- Rosenblatt L. Non-Traumatic Hematuria. In: Mattu A, Swadron S, ed. CorePendium. Burbank, CA: CorePendium, LLC; 2021. https://www.emrap.org/corependium/chapter/recPKai6P0ZJZnsOo/Non-Traumatic-Hematuria. Accessed September 26, 2021.
- Kotsikoris I, Papas TT, Papanas N, et al. Aortocaval fistula formation due to ruptured abdominal aortic aneurysms: a 12-year series. Vasc Endovascular Surg. 2012;46(1):26-29. doi:10.1177/1538574411418842
- Corbo J, Wang J. Kidney and ureteral stones. Emergency Medicine Clinics of North America. 2019;37(4):637-648. doi:10.1016/j.emc.2019.07.004
- Brisbane W, Bailey MR, Sorensen MD. An overview of kidney stone imaging techniques. Nat Rev Urol. 2016;13(11):654-662. doi:10.1038/nrurol.2016.154
- Abdominal and Pelvic Trauma.

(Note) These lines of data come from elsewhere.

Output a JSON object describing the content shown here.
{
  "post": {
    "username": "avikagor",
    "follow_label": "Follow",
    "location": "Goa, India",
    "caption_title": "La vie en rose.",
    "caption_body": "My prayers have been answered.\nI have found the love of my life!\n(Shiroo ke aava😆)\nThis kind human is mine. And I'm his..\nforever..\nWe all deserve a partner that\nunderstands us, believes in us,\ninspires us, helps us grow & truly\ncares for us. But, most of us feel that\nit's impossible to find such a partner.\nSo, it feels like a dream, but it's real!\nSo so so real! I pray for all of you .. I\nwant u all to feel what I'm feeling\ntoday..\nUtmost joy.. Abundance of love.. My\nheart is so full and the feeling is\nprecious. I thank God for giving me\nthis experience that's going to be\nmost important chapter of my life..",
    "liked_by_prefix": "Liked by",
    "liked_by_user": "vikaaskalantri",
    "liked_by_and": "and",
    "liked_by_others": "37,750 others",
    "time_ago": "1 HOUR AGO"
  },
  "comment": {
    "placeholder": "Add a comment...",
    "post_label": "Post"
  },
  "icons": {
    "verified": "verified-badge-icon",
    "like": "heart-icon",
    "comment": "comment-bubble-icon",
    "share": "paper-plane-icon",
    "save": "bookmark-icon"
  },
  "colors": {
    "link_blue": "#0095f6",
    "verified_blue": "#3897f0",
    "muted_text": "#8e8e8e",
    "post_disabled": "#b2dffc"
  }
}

In: Stewart RM, Rotondo MF, Henry SM, et al. ATLS. 10th Ed. Chicago, IL: American College of Surgeons; 2018:88-92.
- Leslie SW, Sajjad H, Sharma S. Postobstructive Diuresis. In: StatPearls. Treasure Island, FL: StatPearls Publishing; 2021. URL: https://www.ncbi.nlm.nih.gov/books/NBK459387/. Accessed September 26, 2021.
- Hockberger RS, Schwartz B, Connor J. Hematuria induced by urethral catheterization. Annals of Emergency Medicine. 1987;16(5):550-552. doi:10.1016/S0196-0644(87)80683-2
- Wolfman DJ, Marko J, Nikolaidis P, et al. ACR Appropriateness Criteria® Available at https://acsearch.acr.org/docs/69490/Narrative/. American College of Radiology. Accessed 31 May 2021.
- O’Connor OJ, McSweeney SE, Maher MM. Imaging of hematuria. Radiol Clin North Am. 2008;46(1):113-132, vii. doi:10.1016/j.rcl.2008.01.007
- Edwards TJ, Dickinson AJ, Natale S, Gosling J, Mcgrath JS. A prospective analysis of the diagnostic yield resulting from the attendance of 4020 patients at a protocol-driven haematuria clinic. BJU Int. 2006;97(2):301-305. doi:10.1111/j.1464-410X.2006.05976.x
- Meyers KEC. Evaluation of hematuria in children. Urologic Clinics of North America. 2004;31(3):559-573. doi:10.1016/j.ucl.2004.04.015
- Dillman JR, Rigsby CK, Iyer RS, et al. ACR Appropriateness Criteria®Hematuria-Child. Available at https://acsearch.acr.org/docs/69440/Narrative/. American College of Radiology. Accessed 31 May 2021.